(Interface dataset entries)

>>>

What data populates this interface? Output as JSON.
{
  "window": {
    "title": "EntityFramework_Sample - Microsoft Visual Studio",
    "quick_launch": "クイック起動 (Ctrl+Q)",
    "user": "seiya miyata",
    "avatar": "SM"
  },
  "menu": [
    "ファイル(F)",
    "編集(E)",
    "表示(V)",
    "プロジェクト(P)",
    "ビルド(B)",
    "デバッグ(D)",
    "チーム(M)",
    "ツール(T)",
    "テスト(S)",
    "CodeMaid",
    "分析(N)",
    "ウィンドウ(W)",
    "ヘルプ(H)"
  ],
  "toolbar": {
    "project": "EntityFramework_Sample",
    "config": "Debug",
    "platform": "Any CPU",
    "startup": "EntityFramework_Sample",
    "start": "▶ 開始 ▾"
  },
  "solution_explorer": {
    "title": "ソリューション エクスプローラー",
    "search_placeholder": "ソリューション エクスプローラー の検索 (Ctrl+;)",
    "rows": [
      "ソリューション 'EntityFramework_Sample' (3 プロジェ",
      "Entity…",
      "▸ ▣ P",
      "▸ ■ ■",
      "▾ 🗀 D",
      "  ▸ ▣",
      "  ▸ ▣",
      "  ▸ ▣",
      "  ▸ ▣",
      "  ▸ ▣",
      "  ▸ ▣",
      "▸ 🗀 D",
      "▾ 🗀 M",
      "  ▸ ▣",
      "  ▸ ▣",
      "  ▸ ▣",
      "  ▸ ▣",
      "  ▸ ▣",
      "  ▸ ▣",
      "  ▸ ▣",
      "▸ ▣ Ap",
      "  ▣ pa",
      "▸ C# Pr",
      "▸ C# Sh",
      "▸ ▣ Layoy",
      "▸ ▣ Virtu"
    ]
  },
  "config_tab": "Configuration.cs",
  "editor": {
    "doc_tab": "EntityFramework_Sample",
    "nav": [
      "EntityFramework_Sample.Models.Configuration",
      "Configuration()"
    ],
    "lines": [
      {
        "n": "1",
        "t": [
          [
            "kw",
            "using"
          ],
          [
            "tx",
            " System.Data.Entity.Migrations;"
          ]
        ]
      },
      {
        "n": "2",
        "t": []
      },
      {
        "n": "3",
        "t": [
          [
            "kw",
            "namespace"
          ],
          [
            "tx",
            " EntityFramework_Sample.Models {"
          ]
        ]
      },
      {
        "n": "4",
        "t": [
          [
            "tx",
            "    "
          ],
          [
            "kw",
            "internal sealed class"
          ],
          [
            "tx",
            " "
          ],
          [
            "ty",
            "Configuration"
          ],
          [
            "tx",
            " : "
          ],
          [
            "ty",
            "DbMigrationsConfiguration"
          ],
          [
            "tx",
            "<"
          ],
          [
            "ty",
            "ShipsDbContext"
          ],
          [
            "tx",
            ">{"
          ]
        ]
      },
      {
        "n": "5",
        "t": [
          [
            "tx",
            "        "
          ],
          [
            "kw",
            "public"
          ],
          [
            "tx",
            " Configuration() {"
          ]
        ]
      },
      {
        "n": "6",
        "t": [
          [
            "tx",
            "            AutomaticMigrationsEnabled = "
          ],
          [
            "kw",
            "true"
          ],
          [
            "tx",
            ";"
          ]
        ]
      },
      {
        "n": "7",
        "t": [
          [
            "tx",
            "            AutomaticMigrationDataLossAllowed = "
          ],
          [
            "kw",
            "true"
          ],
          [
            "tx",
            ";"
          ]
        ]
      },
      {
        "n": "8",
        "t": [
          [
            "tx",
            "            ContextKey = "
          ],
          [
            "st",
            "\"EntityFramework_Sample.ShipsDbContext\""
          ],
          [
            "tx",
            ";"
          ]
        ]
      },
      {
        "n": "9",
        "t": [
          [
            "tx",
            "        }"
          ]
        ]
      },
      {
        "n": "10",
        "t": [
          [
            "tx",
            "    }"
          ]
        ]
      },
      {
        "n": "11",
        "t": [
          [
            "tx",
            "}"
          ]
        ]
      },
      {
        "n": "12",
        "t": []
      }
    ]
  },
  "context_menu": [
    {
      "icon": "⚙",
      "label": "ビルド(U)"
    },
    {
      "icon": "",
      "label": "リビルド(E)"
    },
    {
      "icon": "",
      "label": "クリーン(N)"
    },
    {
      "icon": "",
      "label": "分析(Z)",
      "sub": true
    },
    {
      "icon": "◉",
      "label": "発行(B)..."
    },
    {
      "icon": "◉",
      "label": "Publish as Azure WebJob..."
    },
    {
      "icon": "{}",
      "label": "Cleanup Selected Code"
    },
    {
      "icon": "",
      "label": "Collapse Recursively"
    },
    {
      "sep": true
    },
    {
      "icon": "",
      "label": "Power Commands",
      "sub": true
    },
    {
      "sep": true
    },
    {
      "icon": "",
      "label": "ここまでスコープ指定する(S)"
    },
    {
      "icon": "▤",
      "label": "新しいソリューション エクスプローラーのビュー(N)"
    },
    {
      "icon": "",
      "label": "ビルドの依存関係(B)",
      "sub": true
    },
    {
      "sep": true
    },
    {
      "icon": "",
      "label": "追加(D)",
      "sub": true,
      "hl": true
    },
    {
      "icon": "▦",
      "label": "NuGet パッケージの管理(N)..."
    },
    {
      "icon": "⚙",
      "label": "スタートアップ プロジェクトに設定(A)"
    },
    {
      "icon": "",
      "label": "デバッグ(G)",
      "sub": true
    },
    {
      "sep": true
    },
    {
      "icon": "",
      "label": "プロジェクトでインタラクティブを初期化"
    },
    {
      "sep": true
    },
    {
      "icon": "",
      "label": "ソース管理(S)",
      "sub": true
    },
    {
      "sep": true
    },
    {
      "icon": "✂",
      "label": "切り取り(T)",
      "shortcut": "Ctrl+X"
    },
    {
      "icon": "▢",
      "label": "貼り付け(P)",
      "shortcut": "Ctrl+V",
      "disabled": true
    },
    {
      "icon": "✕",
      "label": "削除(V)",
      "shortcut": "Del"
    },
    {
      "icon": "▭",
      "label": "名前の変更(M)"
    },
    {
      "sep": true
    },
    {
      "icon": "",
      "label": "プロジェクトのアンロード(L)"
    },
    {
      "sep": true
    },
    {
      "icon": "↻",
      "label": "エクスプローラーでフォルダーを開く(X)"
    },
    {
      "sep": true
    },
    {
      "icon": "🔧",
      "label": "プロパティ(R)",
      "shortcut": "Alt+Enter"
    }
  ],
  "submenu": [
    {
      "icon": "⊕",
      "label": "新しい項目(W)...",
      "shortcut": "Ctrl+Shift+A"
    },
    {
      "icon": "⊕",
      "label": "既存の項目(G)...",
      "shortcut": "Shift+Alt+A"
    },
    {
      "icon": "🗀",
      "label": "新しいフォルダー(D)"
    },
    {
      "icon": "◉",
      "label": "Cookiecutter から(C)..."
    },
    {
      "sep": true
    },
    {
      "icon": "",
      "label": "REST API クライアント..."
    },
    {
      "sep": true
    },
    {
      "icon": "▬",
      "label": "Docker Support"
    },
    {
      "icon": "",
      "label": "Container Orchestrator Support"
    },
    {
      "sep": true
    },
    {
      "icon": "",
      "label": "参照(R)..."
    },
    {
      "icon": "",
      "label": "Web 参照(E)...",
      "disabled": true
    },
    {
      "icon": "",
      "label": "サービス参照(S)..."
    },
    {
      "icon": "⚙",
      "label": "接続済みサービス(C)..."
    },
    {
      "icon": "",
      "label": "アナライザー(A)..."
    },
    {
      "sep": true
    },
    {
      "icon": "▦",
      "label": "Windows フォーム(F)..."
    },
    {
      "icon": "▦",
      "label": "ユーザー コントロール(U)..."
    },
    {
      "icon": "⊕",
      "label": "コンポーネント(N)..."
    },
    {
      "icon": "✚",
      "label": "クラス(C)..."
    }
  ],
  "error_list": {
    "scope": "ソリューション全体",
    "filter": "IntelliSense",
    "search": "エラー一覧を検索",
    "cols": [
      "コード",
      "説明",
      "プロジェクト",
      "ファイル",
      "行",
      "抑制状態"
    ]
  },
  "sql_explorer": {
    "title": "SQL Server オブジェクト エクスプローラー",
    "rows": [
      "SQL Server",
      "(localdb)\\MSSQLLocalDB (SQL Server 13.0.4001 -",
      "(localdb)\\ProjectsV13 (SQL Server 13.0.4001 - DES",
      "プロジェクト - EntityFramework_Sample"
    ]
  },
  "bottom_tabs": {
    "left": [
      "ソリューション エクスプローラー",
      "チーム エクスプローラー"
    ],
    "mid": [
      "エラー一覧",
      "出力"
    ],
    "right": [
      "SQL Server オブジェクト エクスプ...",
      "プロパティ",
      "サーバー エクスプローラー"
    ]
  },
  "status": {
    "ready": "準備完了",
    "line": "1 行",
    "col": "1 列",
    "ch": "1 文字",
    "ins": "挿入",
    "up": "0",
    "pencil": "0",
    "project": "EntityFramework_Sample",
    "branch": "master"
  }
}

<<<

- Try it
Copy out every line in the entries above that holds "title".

- Response to this exercise
    "title": "EntityFramework_Sample - Microsoft Visual Studio",
    "title": "ソリューション エクスプローラー",
    "title": "SQL Server オブジェクト エクスプローラー",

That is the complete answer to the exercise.